RESOLVED, That the members of the BC & Yukon Council of The Catholic Women’s League of Canada urge the BC Government to provide fully subsidized basic dental care for low income citizens.
BC 2014.02 Brief: British Columbia Low-
The Canadian Health Measures Survey, released by Health Canada, confirms that poverty is significantly associated with poor oral health, untreated disease, fewer visits to a dentist, as well as avoiding and refusing subsequent visits and care due to cost. (Quinonez) The Canadian Dental Association (CDA) recommends that infants and toddlers visit the dentist within their first year in order to identify and address early signs of tooth decay, promote oral hygiene and lifelong health. The Canadian Institute for Health Information (CIHI)'s recent investigation of hospital day surgeries, for children age one to five, report that early childhood cavities are the major cause, costing $22 million per year in hospitalization costs alone. (CDA 2013) The groups within the minority without adequate care include: seniors, low-
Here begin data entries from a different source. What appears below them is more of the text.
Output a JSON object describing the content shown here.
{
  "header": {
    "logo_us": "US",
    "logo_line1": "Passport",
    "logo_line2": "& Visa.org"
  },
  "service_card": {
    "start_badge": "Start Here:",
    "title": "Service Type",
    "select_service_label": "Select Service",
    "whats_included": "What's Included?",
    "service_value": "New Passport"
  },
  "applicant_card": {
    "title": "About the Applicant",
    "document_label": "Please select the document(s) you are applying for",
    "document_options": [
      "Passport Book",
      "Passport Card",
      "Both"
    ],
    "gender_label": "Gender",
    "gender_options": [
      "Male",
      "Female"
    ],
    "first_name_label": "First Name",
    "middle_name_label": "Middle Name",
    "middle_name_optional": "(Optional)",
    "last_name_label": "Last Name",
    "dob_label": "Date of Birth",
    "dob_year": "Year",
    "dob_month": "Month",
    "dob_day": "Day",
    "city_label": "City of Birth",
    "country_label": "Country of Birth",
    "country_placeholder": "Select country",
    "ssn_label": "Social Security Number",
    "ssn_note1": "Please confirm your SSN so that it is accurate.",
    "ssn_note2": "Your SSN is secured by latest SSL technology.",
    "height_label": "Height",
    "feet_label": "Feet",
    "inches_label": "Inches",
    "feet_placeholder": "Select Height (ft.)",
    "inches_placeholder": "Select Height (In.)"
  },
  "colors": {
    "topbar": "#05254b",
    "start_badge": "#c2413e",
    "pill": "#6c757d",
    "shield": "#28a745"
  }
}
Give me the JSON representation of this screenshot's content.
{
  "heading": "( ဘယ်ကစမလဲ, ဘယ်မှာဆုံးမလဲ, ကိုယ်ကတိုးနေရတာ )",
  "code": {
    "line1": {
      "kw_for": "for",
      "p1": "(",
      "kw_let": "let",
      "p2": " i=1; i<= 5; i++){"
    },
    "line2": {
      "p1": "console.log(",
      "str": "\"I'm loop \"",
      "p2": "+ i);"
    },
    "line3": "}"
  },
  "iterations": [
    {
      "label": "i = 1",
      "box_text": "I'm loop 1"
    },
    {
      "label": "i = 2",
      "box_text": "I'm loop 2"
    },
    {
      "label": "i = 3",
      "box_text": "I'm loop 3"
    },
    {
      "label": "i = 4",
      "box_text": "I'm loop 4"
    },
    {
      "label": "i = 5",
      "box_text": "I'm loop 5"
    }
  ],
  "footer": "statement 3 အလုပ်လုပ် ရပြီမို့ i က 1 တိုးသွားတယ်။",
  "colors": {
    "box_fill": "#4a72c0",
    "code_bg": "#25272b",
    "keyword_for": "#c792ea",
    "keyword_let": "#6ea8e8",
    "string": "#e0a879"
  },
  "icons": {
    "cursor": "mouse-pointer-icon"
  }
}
Oral health is defined by the CDA as “a state of the oral (mouth) and related tissues and structures that contribute positively to physical, mental and social well-
The continued discrepancy between government dental fees for services and the private practice dentistry’s fee guide has caused considerable limitation of public dental benefits. With dentists unwilling to treat patients at the rates provided by publicly funded programs, these policies have limited impact on improving access to care. (CDA 2010). Since 2007 there have been calls to remove barriers to dental care, to expand prescription and dental insurance to low income children and parents, seniors and special needs persons, and to address the disparity between the BC Government Dental Fee Guide and the BC Dentists’ fees. (Wallace) CDA recommends developing paths of access for the minority who do not have care: partnerships between dental professionals, other health professionals, federal and provincial governments, provincial and municipal dental public health programs and non-
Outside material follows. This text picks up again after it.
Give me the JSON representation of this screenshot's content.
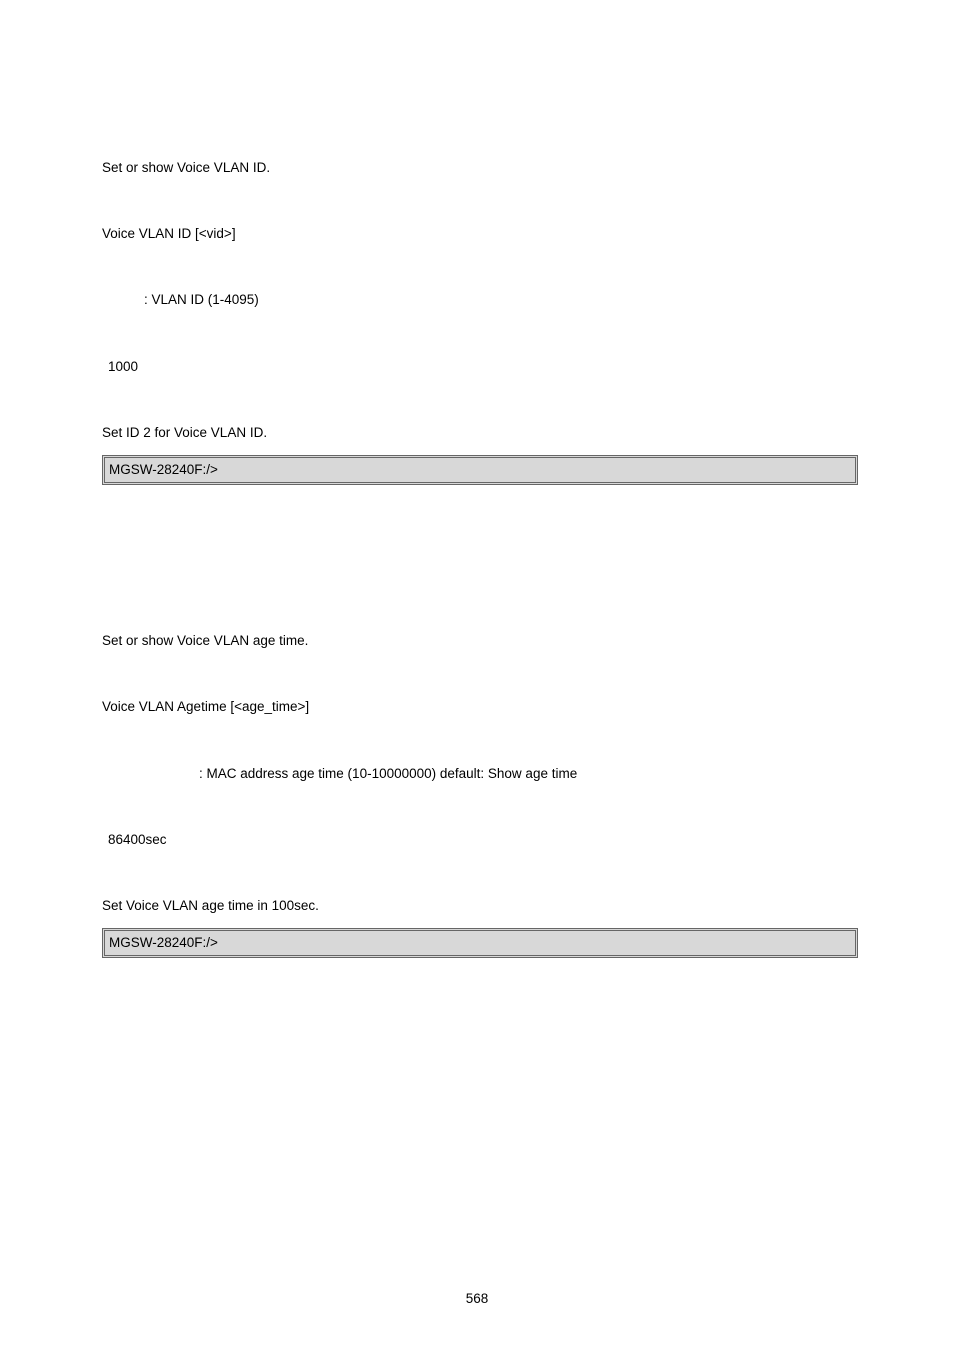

“Access to Oral Health Care for Canadians.” Canadian Dental Association. May 2010. Web. 11 November 2013. http://www.cda-
“CDA Position Statements” Canadian Dental Association. n.p. n.d. Web. 11November 2013
“Community Roots.” The Mastermind Studios Mastermind Studios 2013. Web. March 18, 2014. http://www.youtube.com/watch?v=i09Ko6K6MZs
“Putting Our Money Where Our Mouth Is: The Future of Dental Care in Canada.”Canadian Centre for Policy Alternatives (CCPA) April 2011. Web. 11 November 2013.
Quinonez, Carlos R. “Denticare, Denticaid and the Dental Insurance Industry” April 2011. Web. 11 November 2013 http://www.policyalternatives.ca/sites/default/files/uploads/publications/National%20Office/2011/04/Putting%20our%20money%20where%20our%20mouth%20is.pdf
“Visit to Dentist within Baby's First Year Key to Preventing Childhood Caries.”Canadian Dental Association. N.p., May 4, 2004. Web. 11 Nov. 2013 http://www.cda-
Wallace, Bruce. “Access to dental Care for Low-
Invite a speaker from Public Health or a low-
Celebrate Dental Month in April.
Write letters to: Premier; Minister of Health; Minister of Family and Child Development; Minister of Technology, Innovation and Citizen’s Services with copies to your local member of the legislature, urging the provincial government to provide fully subsidized basic dental care for low-
Educate members of the ongoing research regarding the need for good oral health.
Monitor the government’s response to the request contained in the resolution.